"Turkey's energy sector has had a problematic year — companies borrowed in dollars and the lira has fallen significantly, so they've faced difficulties in repaying their debts to banks," said Sevgi Onur, a bank analyst at Istanbul's Seker Invest. "Every bank has reported rising NPLs from the energy and construction sectors since the start of 2019."

Garanti's Demir warned that Halkbank's provisioning level needs to rise because the bank is very active in construction, energy and infrastructure loans, which are the riskiest segments in terms of asset quality.

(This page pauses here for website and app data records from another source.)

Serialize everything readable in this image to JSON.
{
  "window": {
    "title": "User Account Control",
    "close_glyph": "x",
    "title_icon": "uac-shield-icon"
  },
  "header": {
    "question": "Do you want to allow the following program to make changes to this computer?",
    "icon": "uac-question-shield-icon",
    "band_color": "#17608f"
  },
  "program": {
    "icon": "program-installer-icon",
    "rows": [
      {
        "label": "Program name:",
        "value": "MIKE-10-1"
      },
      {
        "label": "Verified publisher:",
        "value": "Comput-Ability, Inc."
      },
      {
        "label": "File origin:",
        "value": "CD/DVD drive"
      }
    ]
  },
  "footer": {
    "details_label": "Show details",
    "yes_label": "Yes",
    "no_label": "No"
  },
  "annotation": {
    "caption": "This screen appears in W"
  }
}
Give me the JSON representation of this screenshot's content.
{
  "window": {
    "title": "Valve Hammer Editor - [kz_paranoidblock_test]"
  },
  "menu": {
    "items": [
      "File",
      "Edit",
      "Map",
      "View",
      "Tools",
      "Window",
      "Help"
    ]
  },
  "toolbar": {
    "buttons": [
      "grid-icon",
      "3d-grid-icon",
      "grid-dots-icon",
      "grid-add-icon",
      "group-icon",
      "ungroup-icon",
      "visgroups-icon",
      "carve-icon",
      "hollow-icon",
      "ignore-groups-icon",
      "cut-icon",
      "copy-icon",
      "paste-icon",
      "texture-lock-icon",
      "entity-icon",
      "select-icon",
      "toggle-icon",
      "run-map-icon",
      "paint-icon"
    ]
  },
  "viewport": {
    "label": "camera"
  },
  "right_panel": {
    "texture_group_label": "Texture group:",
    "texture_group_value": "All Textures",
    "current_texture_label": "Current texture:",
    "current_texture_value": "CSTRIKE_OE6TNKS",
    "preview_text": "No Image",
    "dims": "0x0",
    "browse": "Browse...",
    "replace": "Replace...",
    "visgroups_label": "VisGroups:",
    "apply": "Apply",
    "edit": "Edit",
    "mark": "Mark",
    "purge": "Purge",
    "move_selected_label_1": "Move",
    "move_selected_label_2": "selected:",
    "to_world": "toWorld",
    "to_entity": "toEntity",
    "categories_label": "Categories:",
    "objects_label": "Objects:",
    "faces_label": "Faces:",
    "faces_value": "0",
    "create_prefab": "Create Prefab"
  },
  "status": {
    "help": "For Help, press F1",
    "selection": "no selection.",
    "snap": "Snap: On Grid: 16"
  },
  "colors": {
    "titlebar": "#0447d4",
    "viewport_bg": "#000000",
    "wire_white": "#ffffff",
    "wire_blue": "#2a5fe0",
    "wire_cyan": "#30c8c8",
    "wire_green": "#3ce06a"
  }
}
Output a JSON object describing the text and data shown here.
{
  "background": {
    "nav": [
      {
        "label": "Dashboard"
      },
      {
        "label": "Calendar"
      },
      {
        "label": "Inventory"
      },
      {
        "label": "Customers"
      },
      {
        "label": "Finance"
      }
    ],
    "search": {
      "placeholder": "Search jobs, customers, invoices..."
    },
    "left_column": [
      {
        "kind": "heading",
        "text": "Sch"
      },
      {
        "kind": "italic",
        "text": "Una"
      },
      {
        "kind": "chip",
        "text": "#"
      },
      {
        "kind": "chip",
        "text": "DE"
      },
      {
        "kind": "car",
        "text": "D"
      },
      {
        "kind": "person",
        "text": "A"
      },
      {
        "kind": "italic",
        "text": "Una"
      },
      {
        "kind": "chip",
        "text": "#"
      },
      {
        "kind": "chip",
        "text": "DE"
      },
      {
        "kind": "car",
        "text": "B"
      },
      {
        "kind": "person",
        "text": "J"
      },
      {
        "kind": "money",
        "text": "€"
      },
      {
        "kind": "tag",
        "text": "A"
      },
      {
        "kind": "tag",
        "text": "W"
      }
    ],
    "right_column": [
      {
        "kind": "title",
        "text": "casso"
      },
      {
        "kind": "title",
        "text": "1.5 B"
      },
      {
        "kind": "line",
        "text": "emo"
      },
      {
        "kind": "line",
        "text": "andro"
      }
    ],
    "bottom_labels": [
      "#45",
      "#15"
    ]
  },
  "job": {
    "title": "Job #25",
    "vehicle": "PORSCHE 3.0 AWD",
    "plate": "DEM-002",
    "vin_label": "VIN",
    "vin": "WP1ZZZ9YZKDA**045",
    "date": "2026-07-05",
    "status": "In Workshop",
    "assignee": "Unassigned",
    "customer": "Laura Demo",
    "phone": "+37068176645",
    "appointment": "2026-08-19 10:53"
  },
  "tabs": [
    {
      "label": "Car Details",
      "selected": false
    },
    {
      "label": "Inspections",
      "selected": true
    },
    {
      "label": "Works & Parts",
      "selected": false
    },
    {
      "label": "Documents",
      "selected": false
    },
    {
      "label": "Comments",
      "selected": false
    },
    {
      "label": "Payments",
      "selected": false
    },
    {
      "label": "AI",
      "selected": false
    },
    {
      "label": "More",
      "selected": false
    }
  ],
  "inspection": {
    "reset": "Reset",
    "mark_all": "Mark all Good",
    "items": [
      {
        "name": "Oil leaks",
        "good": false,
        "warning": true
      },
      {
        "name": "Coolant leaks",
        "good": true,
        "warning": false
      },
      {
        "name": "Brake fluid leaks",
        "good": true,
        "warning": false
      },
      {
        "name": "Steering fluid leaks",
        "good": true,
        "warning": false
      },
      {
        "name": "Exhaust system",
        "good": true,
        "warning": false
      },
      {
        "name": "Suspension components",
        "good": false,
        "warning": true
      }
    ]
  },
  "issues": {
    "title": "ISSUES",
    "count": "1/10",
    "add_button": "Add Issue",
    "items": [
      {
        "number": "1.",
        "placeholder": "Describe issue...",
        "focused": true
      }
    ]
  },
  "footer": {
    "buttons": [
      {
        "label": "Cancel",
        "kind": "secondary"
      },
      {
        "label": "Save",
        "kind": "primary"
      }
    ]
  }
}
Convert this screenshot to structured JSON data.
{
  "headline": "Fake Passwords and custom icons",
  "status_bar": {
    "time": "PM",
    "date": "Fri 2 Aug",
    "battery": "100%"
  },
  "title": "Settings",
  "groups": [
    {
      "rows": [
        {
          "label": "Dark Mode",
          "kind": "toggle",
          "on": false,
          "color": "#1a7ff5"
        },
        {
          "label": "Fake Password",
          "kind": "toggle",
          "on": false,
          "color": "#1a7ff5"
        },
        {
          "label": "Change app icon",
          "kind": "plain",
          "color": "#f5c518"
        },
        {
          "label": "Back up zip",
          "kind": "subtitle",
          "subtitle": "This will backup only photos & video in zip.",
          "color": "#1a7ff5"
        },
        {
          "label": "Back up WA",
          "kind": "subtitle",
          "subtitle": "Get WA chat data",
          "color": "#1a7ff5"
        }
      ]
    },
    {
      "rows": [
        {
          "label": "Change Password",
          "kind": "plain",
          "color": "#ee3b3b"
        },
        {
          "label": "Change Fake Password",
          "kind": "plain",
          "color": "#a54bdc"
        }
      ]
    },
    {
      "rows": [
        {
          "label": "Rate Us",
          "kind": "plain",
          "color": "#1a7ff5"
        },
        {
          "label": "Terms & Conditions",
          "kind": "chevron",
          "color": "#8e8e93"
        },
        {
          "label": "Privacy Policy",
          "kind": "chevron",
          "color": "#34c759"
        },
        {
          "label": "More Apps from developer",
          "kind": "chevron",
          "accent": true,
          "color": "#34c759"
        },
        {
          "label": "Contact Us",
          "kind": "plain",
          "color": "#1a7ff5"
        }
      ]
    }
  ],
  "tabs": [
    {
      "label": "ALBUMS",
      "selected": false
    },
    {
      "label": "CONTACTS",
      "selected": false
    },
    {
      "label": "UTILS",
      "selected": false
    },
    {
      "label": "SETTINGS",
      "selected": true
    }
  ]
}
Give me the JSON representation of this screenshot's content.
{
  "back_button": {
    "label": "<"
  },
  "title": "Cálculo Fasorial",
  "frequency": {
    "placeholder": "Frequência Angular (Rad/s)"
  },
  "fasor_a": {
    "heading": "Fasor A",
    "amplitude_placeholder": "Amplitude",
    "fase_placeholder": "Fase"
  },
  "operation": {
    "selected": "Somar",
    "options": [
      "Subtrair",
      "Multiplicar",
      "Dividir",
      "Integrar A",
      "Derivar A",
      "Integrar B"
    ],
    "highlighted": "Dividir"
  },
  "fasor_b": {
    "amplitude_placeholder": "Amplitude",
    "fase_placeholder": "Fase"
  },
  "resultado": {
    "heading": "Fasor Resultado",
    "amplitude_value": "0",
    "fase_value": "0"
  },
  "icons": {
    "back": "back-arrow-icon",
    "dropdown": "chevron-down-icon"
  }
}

Its cost of risk rose to 148 basis points in the quarter, up from 106 basis points a year ago. But private banks' average cost of risk is nearly 250 basis points, according to Garanti.